1. ITV Report

'Don’t Buy It, Don’t Supply It' to prevent alcohol supply to under 18s

All 450 licensed premises in the Borders have been encouraged to back the initiative Photo: PA

A new campaign to prevent adults supplying alcohol to under 18s has launched in the Scottish Borders.

The Don't Buy It, Don't Supply It initiative aims to make people aware that they are committing an offence if they buy alcohol for an underage person and the potential dangers youth drinking can pose.

The campaign will focus around events such as Christmas and rugby season, asking parents to think twice when their child asks them to buy alcohol.

Under the Air Weapons and Licensing (Scotland) Act 2015, if an adult is caught supplying or buying alcohol for an under 18, they could face a fine of up to £5,000 or up to three months in prison.

If an under 18 is caught by the police with alcohol it will be confiscated. This could lead to serious consequences for the person who supplied or purchased it.

Retailers and licensees also face similar consequences.

Don't Buy It, Don't Supply It is being taken forward by the Scottish Borders Safer Communities Team, incorporating Scottish Borders Council, Police Scotland and the Scottish Fire and Rescue Service, with support from the Borders Alcohol and Drugs Partnership.

Police will carry out a range of activities over Christmas, as all 450 licensed premises in the Borders are provided with information to support the initiative.

The campaign has Police Scotland's full support, who said they will not tolerate underage drinking offences:

We are committed to keeping young members of our community safe from harm and underage drinking increases the risk to their safety.

In addition, a significant proportion of the youth-related anti-social behaviour we respond to comes as a result of those involved being under the influence.

I would urge parents and guardians of all young people to discuss the dangers associated with underage drinking with their children.

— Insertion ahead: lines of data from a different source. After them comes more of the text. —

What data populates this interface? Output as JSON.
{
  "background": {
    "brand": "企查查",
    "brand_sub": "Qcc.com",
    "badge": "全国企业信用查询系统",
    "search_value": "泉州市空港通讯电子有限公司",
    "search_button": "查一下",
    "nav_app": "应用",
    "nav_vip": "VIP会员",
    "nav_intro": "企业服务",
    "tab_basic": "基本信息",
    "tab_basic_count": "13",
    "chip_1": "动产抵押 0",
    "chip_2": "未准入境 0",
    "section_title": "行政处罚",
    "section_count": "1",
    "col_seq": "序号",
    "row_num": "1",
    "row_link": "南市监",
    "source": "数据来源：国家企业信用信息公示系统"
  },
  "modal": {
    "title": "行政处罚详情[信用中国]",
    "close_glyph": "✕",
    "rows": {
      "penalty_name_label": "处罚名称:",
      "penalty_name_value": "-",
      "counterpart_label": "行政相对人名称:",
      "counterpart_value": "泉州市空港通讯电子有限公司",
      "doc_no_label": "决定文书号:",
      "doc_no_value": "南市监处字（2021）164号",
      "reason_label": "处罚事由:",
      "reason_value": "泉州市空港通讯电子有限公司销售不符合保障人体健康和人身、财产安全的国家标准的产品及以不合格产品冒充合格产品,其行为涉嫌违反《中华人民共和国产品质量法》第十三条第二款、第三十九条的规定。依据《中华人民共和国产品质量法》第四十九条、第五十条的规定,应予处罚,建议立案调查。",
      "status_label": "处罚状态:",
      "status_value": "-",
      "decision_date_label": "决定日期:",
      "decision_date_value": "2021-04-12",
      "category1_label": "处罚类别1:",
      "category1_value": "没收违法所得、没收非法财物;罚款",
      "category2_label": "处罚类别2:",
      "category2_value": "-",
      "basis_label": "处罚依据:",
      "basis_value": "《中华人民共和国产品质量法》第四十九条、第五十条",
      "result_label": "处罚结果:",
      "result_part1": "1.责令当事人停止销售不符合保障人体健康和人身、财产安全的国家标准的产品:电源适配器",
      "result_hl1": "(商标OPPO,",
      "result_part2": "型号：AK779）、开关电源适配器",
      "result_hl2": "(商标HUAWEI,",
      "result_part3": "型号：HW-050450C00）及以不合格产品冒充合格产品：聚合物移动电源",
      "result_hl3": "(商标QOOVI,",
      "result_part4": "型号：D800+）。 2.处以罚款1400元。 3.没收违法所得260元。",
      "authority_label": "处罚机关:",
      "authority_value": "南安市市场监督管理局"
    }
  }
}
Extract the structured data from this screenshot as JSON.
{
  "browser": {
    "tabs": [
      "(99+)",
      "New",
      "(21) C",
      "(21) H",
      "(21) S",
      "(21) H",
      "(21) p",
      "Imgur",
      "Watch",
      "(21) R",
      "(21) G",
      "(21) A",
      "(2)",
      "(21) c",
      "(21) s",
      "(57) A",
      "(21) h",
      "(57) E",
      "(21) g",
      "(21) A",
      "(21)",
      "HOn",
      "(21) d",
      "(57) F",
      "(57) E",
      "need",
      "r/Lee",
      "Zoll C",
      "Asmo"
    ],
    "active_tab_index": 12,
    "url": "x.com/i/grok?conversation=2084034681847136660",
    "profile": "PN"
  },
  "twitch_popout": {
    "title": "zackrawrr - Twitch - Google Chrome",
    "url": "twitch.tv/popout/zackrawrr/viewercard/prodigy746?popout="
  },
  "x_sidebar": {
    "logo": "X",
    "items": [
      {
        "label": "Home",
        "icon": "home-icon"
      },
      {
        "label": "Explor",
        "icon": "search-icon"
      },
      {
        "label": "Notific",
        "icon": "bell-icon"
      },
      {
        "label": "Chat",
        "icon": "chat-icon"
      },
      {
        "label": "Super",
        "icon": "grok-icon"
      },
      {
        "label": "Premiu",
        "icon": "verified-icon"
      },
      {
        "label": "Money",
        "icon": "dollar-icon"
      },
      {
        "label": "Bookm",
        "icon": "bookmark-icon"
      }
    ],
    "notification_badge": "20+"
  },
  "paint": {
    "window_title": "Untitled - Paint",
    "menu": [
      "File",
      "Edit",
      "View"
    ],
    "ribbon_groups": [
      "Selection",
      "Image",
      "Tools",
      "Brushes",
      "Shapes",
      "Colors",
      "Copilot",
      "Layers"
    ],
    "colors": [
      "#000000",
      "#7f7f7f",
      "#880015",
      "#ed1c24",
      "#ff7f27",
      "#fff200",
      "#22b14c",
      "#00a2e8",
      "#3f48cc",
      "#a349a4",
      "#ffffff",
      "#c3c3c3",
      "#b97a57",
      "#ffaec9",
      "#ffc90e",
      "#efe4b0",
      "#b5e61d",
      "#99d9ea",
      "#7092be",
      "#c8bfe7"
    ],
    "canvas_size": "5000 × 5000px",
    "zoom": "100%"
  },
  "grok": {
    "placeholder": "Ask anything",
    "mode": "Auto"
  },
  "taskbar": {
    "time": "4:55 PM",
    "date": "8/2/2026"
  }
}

We will not tolerate such offences and fully support this campaign.”

– Tony Hodges, Community Inspector, Police Scotland